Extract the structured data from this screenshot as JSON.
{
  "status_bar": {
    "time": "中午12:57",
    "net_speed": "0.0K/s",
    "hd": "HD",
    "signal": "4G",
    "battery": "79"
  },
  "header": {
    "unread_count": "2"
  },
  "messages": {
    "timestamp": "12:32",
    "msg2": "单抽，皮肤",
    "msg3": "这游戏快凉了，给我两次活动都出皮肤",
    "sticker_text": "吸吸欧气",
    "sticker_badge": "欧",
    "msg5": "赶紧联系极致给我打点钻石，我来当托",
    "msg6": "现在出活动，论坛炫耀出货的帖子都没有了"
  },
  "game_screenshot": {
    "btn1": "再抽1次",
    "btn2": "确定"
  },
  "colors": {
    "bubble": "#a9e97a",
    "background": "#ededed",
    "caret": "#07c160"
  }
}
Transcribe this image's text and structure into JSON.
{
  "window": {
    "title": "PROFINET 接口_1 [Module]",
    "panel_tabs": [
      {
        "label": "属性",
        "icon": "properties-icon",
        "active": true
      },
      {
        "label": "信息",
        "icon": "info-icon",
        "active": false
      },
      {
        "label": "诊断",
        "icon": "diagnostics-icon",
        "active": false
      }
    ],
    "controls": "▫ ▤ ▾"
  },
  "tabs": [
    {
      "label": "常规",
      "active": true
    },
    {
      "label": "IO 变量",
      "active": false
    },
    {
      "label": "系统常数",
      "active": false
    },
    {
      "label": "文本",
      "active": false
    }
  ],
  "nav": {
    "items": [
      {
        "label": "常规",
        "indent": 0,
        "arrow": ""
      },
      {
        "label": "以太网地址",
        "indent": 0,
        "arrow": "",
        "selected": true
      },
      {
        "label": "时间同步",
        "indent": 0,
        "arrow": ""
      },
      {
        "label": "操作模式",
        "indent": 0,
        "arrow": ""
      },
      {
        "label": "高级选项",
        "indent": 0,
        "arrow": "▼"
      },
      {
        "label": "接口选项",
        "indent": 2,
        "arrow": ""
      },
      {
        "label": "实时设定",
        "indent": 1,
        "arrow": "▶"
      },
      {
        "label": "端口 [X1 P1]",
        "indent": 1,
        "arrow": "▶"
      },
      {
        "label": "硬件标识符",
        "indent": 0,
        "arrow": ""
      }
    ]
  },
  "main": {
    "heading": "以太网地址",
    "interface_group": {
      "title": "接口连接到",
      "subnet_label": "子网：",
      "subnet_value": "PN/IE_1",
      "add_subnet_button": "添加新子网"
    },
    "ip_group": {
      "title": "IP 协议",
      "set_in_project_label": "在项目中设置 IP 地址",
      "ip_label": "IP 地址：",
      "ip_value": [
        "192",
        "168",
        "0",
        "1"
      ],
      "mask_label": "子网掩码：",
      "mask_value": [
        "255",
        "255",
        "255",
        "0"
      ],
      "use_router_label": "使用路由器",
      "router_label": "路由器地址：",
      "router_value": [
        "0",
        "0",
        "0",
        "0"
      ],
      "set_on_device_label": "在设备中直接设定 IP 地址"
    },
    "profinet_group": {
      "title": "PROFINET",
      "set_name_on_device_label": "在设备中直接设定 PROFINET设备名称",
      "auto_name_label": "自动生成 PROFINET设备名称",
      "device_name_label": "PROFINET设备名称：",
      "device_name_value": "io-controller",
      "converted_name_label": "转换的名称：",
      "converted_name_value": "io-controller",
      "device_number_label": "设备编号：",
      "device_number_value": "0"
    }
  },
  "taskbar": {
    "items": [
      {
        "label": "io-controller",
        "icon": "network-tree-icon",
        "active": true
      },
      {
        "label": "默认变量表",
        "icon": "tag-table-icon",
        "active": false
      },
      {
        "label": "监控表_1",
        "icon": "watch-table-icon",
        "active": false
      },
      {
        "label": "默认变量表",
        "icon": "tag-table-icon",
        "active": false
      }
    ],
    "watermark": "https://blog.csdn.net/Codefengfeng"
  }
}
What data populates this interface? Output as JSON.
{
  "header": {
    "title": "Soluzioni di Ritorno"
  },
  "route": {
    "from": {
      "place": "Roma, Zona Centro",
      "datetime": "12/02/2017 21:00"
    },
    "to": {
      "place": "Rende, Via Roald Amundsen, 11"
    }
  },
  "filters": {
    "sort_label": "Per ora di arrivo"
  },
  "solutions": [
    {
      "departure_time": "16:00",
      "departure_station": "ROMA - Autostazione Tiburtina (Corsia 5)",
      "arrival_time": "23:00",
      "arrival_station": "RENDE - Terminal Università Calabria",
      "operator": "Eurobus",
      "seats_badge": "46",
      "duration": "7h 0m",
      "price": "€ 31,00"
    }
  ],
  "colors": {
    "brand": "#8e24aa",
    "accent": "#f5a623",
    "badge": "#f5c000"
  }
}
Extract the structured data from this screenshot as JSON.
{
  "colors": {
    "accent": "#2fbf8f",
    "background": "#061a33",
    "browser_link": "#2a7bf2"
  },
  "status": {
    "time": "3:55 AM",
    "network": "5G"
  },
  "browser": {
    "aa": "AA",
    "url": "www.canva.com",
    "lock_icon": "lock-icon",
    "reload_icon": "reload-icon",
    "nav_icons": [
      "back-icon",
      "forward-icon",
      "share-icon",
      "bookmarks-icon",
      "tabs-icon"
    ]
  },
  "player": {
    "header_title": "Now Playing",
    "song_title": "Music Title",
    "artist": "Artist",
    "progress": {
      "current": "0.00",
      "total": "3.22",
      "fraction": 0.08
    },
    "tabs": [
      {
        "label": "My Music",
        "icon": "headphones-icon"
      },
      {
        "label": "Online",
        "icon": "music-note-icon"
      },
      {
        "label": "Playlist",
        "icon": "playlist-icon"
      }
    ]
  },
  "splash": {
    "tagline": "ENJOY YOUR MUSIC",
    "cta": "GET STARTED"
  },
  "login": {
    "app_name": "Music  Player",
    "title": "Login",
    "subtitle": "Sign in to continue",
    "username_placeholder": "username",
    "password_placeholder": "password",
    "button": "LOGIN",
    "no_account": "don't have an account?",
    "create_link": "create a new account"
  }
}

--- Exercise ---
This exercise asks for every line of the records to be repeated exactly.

--- Result of the task ---
Extract the structured data from this screenshot as JSON.
{
  "status_bar": {
    "time": "中午12:57",
    "net_speed": "0.0K/s",
    "hd": "HD",
    "signal": "4G",
    "battery": "79"
  },
  "header": {
    "unread_count": "2"
  },
  "messages": {
    "timestamp": "12:32",
    "msg2": "单抽，皮肤",
    "msg3": "这游戏快凉了，给我两次活动都出皮肤",
    "sticker_text": "吸吸欧气",
    "sticker_badge": "欧",
    "msg5": "赶紧联系极致给我打点钻石，我来当托",
    "msg6": "现在出活动，论坛炫耀出货的帖子都没有了"
  },
  "game_screenshot": {
    "btn1": "再抽1次",
    "btn2": "确定"
  },
  "colors": {
    "bubble": "#a9e97a",
    "background": "#ededed",
    "caret": "#07c160"
  }
}
Transcribe this image's text and structure into JSON.
{
  "window": {
    "title": "PROFINET 接口_1 [Module]",
    "panel_tabs": [
      {
        "label": "属性",
        "icon": "properties-icon",
        "active": true
      },
      {
        "label": "信息",
        "icon": "info-icon",
        "active": false
      },
      {
        "label": "诊断",
        "icon": "diagnostics-icon",
        "active": false
      }
    ],
    "controls": "▫ ▤ ▾"
  },
  "tabs": [
    {
      "label": "常规",
      "active": true
    },
    {
      "label": "IO 变量",
      "active": false
    },
    {
      "label": "系统常数",
      "active": false
    },
    {
      "label": "文本",
      "active": false
    }
  ],
  "nav": {
    "items": [
      {
        "label": "常规",
        "indent": 0,
        "arrow": ""
      },
      {
        "label": "以太网地址",
        "indent": 0,
        "arrow": "",
        "selected": true
      },
      {
        "label": "时间同步",
        "indent": 0,
        "arrow": ""
      },
      {
        "label": "操作模式",
        "indent": 0,
        "arrow": ""
      },
      {
        "label": "高级选项",
        "indent": 0,
        "arrow": "▼"
      },
      {
        "label": "接口选项",
        "indent": 2,
        "arrow": ""
      },
      {
        "label": "实时设定",
        "indent": 1,
        "arrow": "▶"
      },
      {
        "label": "端口 [X1 P1]",
        "indent": 1,
        "arrow": "▶"
      },
      {
        "label": "硬件标识符",
        "indent": 0,
        "arrow": ""
      }
    ]
  },
  "main": {
    "heading": "以太网地址",
    "interface_group": {
      "title": "接口连接到",
      "subnet_label": "子网：",
      "subnet_value": "PN/IE_1",
      "add_subnet_button": "添加新子网"
    },
    "ip_group": {
      "title": "IP 协议",
      "set_in_project_label": "在项目中设置 IP 地址",
      "ip_label": "IP 地址：",
      "ip_value": [
        "192",
        "168",
        "0",
        "1"
      ],
      "mask_label": "子网掩码：",
      "mask_value": [
        "255",
        "255",
        "255",
        "0"
      ],
      "use_router_label": "使用路由器",
      "router_label": "路由器地址：",
      "router_value": [
        "0",
        "0",
        "0",
        "0"
      ],
      "set_on_device_label": "在设备中直接设定 IP 地址"
    },
    "profinet_group": {
      "title": "PROFINET",
      "set_name_on_device_label": "在设备中直接设定 PROFINET设备名称",
      "auto_name_label": "自动生成 PROFINET设备名称",
      "device_name_label": "PROFINET设备名称：",
      "device_name_value": "io-controller",
      "converted_name_label": "转换的名称：",
      "converted_name_value": "io-controller",
      "device_number_label": "设备编号：",
      "device_number_value": "0"
    }
  },
  "taskbar": {
    "items": [
      {
        "label": "io-controller",
        "icon": "network-tree-icon",
        "active": true
      },
      {
        "label": "默认变量表",
        "icon": "tag-table-icon",
        "active": false
      },
      {
        "label": "监控表_1",
        "icon": "watch-table-icon",
        "active": false
      },
      {
        "label": "默认变量表",
        "icon": "tag-table-icon",
        "active": false
      }
    ],
    "watermark": "https://blog.csdn.net/Codefengfeng"
  }
}
What data populates this interface? Output as JSON.
{
  "header": {
    "title": "Soluzioni di Ritorno"
  },
  "route": {
    "from": {
      "place": "Roma, Zona Centro",
      "datetime": "12/02/2017 21:00"
    },
    "to": {
      "place": "Rende, Via Roald Amundsen, 11"
    }
  },
  "filters": {
    "sort_label": "Per ora di arrivo"
  },
  "solutions": [
    {
      "departure_time": "16:00",
      "departure_station": "ROMA - Autostazione Tiburtina (Corsia 5)",
      "arrival_time": "23:00",
      "arrival_station": "RENDE - Terminal Università Calabria",
      "operator": "Eurobus",
      "seats_badge": "46",
      "duration": "7h 0m",
      "price": "€ 31,00"
    }
  ],
  "colors": {
    "brand": "#8e24aa",
    "accent": "#f5a623",
    "badge": "#f5c000"
  }
}
Extract the structured data from this screenshot as JSON.
{
  "colors": {
    "accent": "#2fbf8f",
    "background": "#061a33",
    "browser_link": "#2a7bf2"
  },
  "status": {
    "time": "3:55 AM",
    "network": "5G"
  },
  "browser": {
    "aa": "AA",
    "url": "www.canva.com",
    "lock_icon": "lock-icon",
    "reload_icon": "reload-icon",
    "nav_icons": [
      "back-icon",
      "forward-icon",
      "share-icon",
      "bookmarks-icon",
      "tabs-icon"
    ]
  },
  "player": {
    "header_title": "Now Playing",
    "song_title": "Music Title",
    "artist": "Artist",
    "progress": {
      "current": "0.00",
      "total": "3.22",
      "fraction": 0.08
    },
    "tabs": [
      {
        "label": "My Music",
        "icon": "headphones-icon"
      },
      {
        "label": "Online",
        "icon": "music-note-icon"
      },
      {
        "label": "Playlist",
        "icon": "playlist-icon"
      }
    ]
  },
  "splash": {
    "tagline": "ENJOY YOUR MUSIC",
    "cta": "GET STARTED"
  },
  "login": {
    "app_name": "Music  Player",
    "title": "Login",
    "subtitle": "Sign in to continue",
    "username_placeholder": "username",
    "password_placeholder": "password",
    "button": "LOGIN",
    "no_account": "don't have an account?",
    "create_link": "create a new account"
  }
}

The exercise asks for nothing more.